While I’ve ridden semi-slick and file tread clinchers for cyclocross, I find them much less useful than their tubular counterparts. Much of the advantage that a file tread offers has to do with its utilization of a large volume casing and low pressures. Since the risk of pinch flatting a clincher is significantly higher, you lose the advantage of adjusting the pressure low and are forced to rely on the tread. If there’s no tread, generally, there’s not much traction.
I’ve found that I can’t ride semi-slick mountain bike tires for the same reason. Instead, I, like many other cross-country racers, have found that tires with low, tightly spaced knobs offer a good balance between rolling fast and providing adequate traction. For this reason I highly recommend Kenda’s Small Block Eight as a substitute for a file tread clincher ’cross tire. I would absolutely recommend it in its larger 35c size, as the large tire only measures 31.5mm in width. The Small Block rolls really fast on pavement and hard dirt surfaces and it gives good traction on most dry surfaces, including sand and the dreaded loose over hard surface. I find that it’s more versatile than a tubular file tread when it comes to dry soil. I wouldn’t recommend it for slick grass, though.

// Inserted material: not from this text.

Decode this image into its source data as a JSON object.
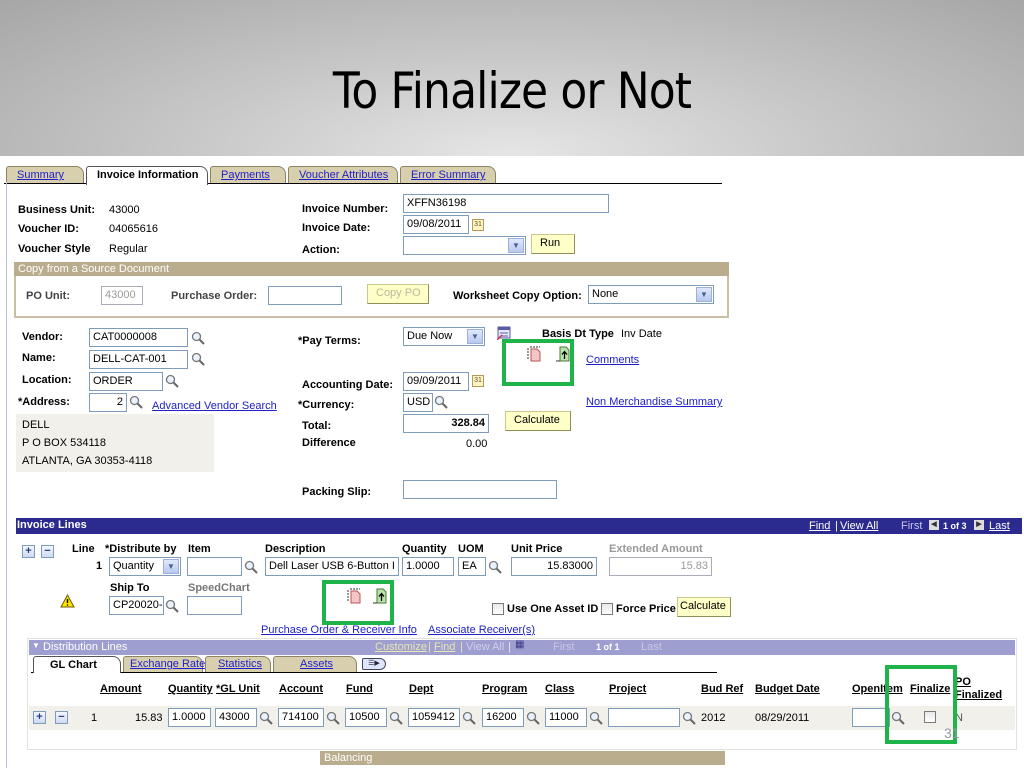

Kenda manufactures the Small Block with its Dual Tread compound and is one of just a few manufactures that offer more than one compound in its cyclocross tires. While we haven’t been able to notice an increase in grip when transitioning to the side knobs, the tread has held up very well, possibly due to the difference in compound. Kenda uses a 120tpi casing with a folding bead.
Michelin’s Mud 2: $55
Sizes: 30mm (tested)
Measured Width: 31mm
Knob Height: 2mm center; 2.5mm side
Weight: 326 grams
Michelin’s premiere cyclocross tire is hampered by its name, Mud 2. Reason being, it’s a fabulous all-conditions tire that’s not just for mud, probably the best I’ve used, and the first clincher I recommend to anyone who asks me what I think is the best, most versatile clincher cyclocross tire.
Michelin’s original Mud was a true mud tire. It had taller knobs and was molded with the brand’s famous green Silica rubber. The Mud was redesigned a half decade ago, to the disappointment of many, into the Mud 2, which has lower stepped knobs and a longer wearing black tread. The changes gave the Mud 2 greater overall acceptance, but made its name a bit confusing.
The Mud 2 employs a 127tpi casing and Michelin’s Silica Energy tread compound. It rolls fast on all surfaces and it isn’t as squirmy as the Mud was on pavement. It’s the best clincher I’ve found for grassy and loamy courses and it doesn’t do too bad in deep mud either as its side knobs efficiently clear mud, though, the shorter knobs reduce its overall bite. It works well in dry conditions and would be the right choice for a slippery dry course that puts the Small Block 8 out of its element. The Mud 2 also works well in fresh snow and packed, but penetrable snow surfaces.
WTB Cross Wolf: $50
Sizes: 32mm (tested)
Measured Width: 30mm
Knob Height: 3mm center; 4mm side
Weight: 355 grams
Ever since Michelin redesigned its Mud tire, I’d been looking for some sort of suitable replacement. And until I experienced WTB’s Cross Wolf this year, I hadn’t found one. The Cross Wolf is a very aggressive tire with a tall, narrow profile that makes it the best clincher mud tire I’ve found on the market today.
Despite its aggressive tread and tenacious grip, it actually rolls very fast on pavement due to its ramped center knobs. The tall side knobs do make cornering squirmy under moderate pressure on hard surfaces, especially pavement. Similar to what you might experience with a Dugast Rhino on pavement with too much air in it. Soft soil and deep, thin mud bring out the best in this tire, as it bites like no other clincher I’ve ridden.
Thick, peanut butter mud will render it useless, because its tall side knobs are reasonably tightly spaced and cannot clear it. WTB uses its “race-level” 60tpi casing and DNA 60a durometer rubber. I did not have a chance to test the Cross Wolf in snowy conditions, but it seems like it would be good in fresh snow, but not on a hard packed surface where the Mud 2 would likely be better.